What you are asked to do: Copy every line of the records below that holds the word "icon".

Data extracts:
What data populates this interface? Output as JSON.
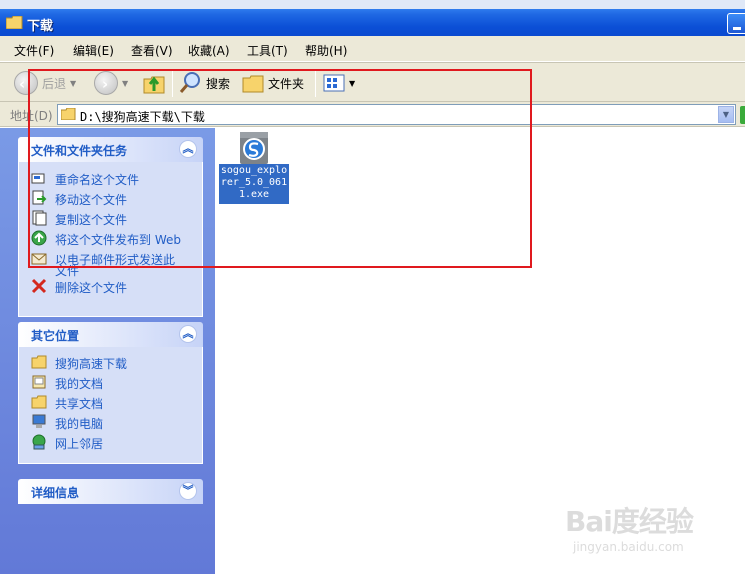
{
  "window": {
    "title": "下载"
  },
  "menu": [
    {
      "label": "文件(F)"
    },
    {
      "label": "编辑(E)"
    },
    {
      "label": "查看(V)"
    },
    {
      "label": "收藏(A)"
    },
    {
      "label": "工具(T)"
    },
    {
      "label": "帮助(H)"
    }
  ],
  "toolbar": {
    "back": "后退",
    "search": "搜索",
    "folders": "文件夹"
  },
  "address": {
    "label": "地址(D)",
    "path": "D:\\搜狗高速下载\\下载"
  },
  "file_tasks": {
    "title": "文件和文件夹任务",
    "items": [
      {
        "label": "重命名这个文件",
        "icon": "rename-icon"
      },
      {
        "label": "移动这个文件",
        "icon": "move-icon"
      },
      {
        "label": "复制这个文件",
        "icon": "copy-icon"
      },
      {
        "label": "将这个文件发布到 Web",
        "icon": "publish-web-icon"
      },
      {
        "label": "以电子邮件形式发送此",
        "label2": "文件",
        "icon": "email-icon"
      },
      {
        "label": "删除这个文件",
        "icon": "delete-icon"
      }
    ]
  },
  "other_places": {
    "title": "其它位置",
    "items": [
      {
        "label": "搜狗高速下载",
        "icon": "folder-icon"
      },
      {
        "label": "我的文档",
        "icon": "my-documents-icon"
      },
      {
        "label": "共享文档",
        "icon": "shared-folder-icon"
      },
      {
        "label": "我的电脑",
        "icon": "my-computer-icon"
      },
      {
        "label": "网上邻居",
        "icon": "network-icon"
      }
    ]
  },
  "details": {
    "title": "详细信息"
  },
  "file": {
    "name_line1": "sogou_explo",
    "name_line2": "rer_5.0_061",
    "name_line3": "1.exe"
  },
  "watermark": {
    "main": "Bai度经验",
    "sub": "jingyan.baidu.com"
  },
  "colors": {
    "title_bar": "#1f68e3",
    "task_pane": "#6e8ee0",
    "link_blue": "#215dc6",
    "selection": "#316ac5",
    "highlight_box": "#e0191e"
  }
}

Exercise output:
        "icon": "rename-icon"
        "icon": "move-icon"
        "icon": "copy-icon"
        "icon": "publish-web-icon"
        "icon": "email-icon"
        "icon": "delete-icon"
        "icon": "folder-icon"
        "icon": "my-documents-icon"
        "icon": "shared-folder-icon"
        "icon": "my-computer-icon"
        "icon": "network-icon"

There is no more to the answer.